» **Problem**:
Write out each entry word for word.

» **Task material**:

----

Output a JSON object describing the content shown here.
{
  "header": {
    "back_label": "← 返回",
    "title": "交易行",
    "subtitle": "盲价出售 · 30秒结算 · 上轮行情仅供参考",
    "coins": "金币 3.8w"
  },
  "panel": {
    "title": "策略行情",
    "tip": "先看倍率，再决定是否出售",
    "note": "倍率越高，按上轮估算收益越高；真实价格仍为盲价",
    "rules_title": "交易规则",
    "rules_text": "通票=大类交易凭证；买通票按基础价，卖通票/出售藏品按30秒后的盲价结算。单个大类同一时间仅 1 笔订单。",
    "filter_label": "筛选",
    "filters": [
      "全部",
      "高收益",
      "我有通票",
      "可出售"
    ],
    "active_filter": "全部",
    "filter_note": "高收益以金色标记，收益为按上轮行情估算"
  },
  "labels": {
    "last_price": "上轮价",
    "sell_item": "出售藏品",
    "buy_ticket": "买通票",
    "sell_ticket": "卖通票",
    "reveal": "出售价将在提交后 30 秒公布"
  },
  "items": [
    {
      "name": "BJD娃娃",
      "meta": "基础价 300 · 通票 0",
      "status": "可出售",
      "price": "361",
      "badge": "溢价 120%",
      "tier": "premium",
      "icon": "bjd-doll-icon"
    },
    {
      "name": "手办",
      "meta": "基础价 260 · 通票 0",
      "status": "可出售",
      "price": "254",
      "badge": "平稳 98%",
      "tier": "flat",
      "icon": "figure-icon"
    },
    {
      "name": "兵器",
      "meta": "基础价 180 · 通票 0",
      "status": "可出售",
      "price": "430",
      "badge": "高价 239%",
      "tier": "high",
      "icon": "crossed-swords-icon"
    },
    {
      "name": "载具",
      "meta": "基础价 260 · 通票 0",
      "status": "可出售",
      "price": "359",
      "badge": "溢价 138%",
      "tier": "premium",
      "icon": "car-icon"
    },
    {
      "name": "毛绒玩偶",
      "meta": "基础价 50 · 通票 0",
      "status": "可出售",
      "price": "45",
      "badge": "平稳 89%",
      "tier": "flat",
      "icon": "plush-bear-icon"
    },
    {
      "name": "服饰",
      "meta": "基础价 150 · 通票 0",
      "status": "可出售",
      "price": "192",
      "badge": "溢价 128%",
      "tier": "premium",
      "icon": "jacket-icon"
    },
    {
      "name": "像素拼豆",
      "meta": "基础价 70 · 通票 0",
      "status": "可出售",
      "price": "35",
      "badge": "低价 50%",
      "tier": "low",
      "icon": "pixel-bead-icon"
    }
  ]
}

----

» **Result for this task**:
Output a JSON object describing the content shown here.
{
  "header": {
    "back_label": "← 返回",
    "title": "交易行",
    "subtitle": "盲价出售 · 30秒结算 · 上轮行情仅供参考",
    "coins": "金币 3.8w"
  },
  "panel": {
    "title": "策略行情",
    "tip": "先看倍率，再决定是否出售",
    "note": "倍率越高，按上轮估算收益越高；真实价格仍为盲价",
    "rules_title": "交易规则",
    "rules_text": "通票=大类交易凭证；买通票按基础价，卖通票/出售藏品按30秒后的盲价结算。单个大类同一时间仅 1 笔订单。",
    "filter_label": "筛选",
    "filters": [
      "全部",
      "高收益",
      "我有通票",
      "可出售"
    ],
    "active_filter": "全部",
    "filter_note": "高收益以金色标记，收益为按上轮行情估算"
  },
  "labels": {
    "last_price": "上轮价",
    "sell_item": "出售藏品",
    "buy_ticket": "买通票",
    "sell_ticket": "卖通票",
    "reveal": "出售价将在提交后 30 秒公布"
  },
  "items": [
    {
      "name": "BJD娃娃",
      "meta": "基础价 300 · 通票 0",
      "status": "可出售",
      "price": "361",
      "badge": "溢价 120%",
      "tier": "premium",
      "icon": "bjd-doll-icon"
    },
    {
      "name": "手办",
      "meta": "基础价 260 · 通票 0",
      "status": "可出售",
      "price": "254",
      "badge": "平稳 98%",
      "tier": "flat",
      "icon": "figure-icon"
    },
    {
      "name": "兵器",
      "meta": "基础价 180 · 通票 0",
      "status": "可出售",
      "price": "430",
      "badge": "高价 239%",
      "tier": "high",
      "icon": "crossed-swords-icon"
    },
    {
      "name": "载具",
      "meta": "基础价 260 · 通票 0",
      "status": "可出售",
      "price": "359",
      "badge": "溢价 138%",
      "tier": "premium",
      "icon": "car-icon"
    },
    {
      "name": "毛绒玩偶",
      "meta": "基础价 50 · 通票 0",
      "status": "可出售",
      "price": "45",
      "badge": "平稳 89%",
      "tier": "flat",
      "icon": "plush-bear-icon"
    },
    {
      "name": "服饰",
      "meta": "基础价 150 · 通票 0",
      "status": "可出售",
      "price": "192",
      "badge": "溢价 128%",
      "tier": "premium",
      "icon": "jacket-icon"
    },
    {
      "name": "像素拼豆",
      "meta": "基础价 70 · 通票 0",
      "status": "可出售",
      "price": "35",
      "badge": "低价 50%",
      "tier": "low",
      "icon": "pixel-bead-icon"
    }
  ]
}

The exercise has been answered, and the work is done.